=== Task brief ===
Find the word "index" in the data, then copy each line where it is found.

Record extracts: Begin

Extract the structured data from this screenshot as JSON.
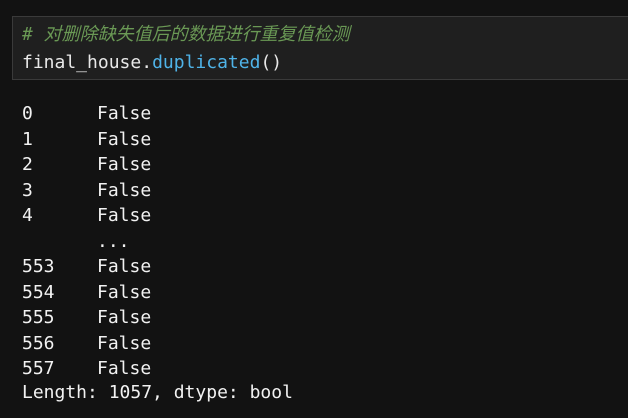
{
  "cell": {
    "comment": "# 对删除缺失值后的数据进行重复值检测",
    "code_object": "final_house",
    "code_dot": ".",
    "code_method": "duplicated",
    "code_parens": "()"
  },
  "output": {
    "rows": [
      {
        "index": "0",
        "value": "False"
      },
      {
        "index": "1",
        "value": "False"
      },
      {
        "index": "2",
        "value": "False"
      },
      {
        "index": "3",
        "value": "False"
      },
      {
        "index": "4",
        "value": "False"
      },
      {
        "index": "",
        "value": "..."
      },
      {
        "index": "553",
        "value": "False"
      },
      {
        "index": "554",
        "value": "False"
      },
      {
        "index": "555",
        "value": "False"
      },
      {
        "index": "556",
        "value": "False"
      },
      {
        "index": "557",
        "value": "False"
      }
    ],
    "footer": "Length: 1057, dtype: bool"
  },
  "colors": {
    "background": "#121212",
    "cell_background": "#1f1f1f",
    "comment": "#6a9955",
    "method": "#4fb3e8",
    "text": "#e8e8e8"
  }
}
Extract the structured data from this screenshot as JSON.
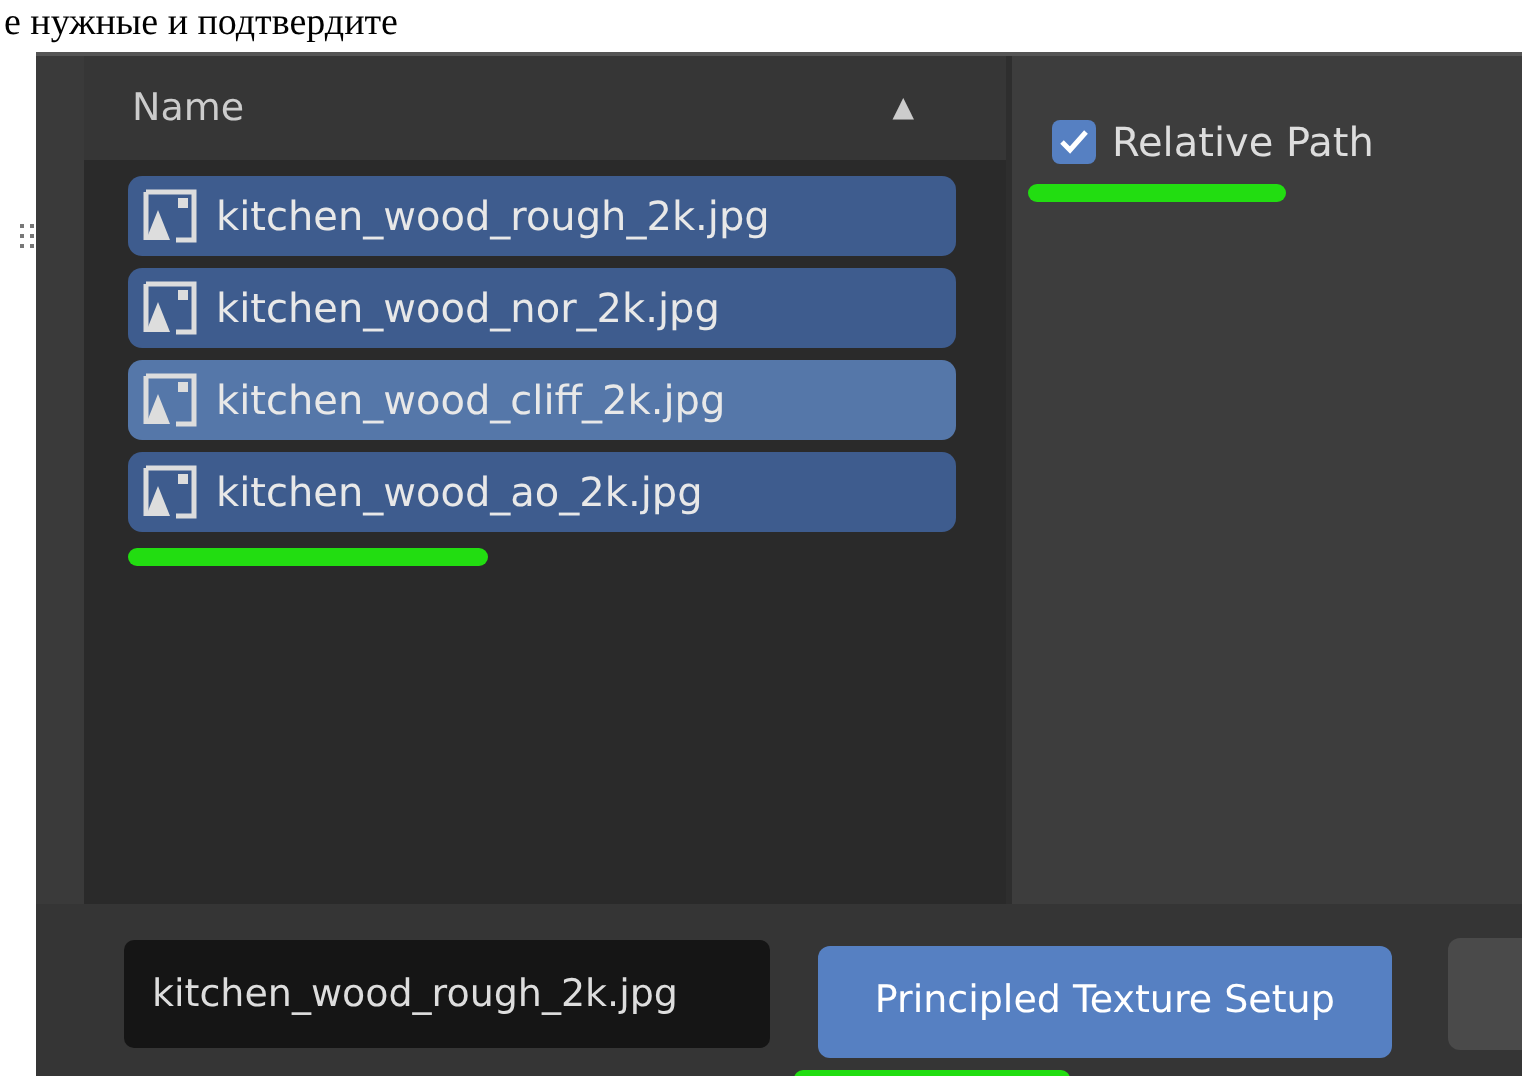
{
  "caption": "е нужные и подтвердите",
  "file_list": {
    "column": "Name",
    "sort_indicator": "▲",
    "files": [
      {
        "name": "kitchen_wood_rough_2k.jpg",
        "selected": true,
        "highlighted": false
      },
      {
        "name": "kitchen_wood_nor_2k.jpg",
        "selected": true,
        "highlighted": false
      },
      {
        "name": "kitchen_wood_cliff_2k.jpg",
        "selected": true,
        "highlighted": true
      },
      {
        "name": "kitchen_wood_ao_2k.jpg",
        "selected": true,
        "highlighted": false
      }
    ]
  },
  "options": {
    "relative_path": {
      "label": "Relative Path",
      "checked": true
    }
  },
  "footer": {
    "filename": "kitchen_wood_rough_2k.jpg",
    "confirm_button": "Principled Texture Setup"
  }
}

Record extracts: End

=== Response to this exercise ===
        "index": "0",
        "index": "1",
        "index": "2",
        "index": "3",
        "index": "4",
        "index": "",
        "index": "553",
        "index": "554",
        "index": "555",
        "index": "556",
        "index": "557",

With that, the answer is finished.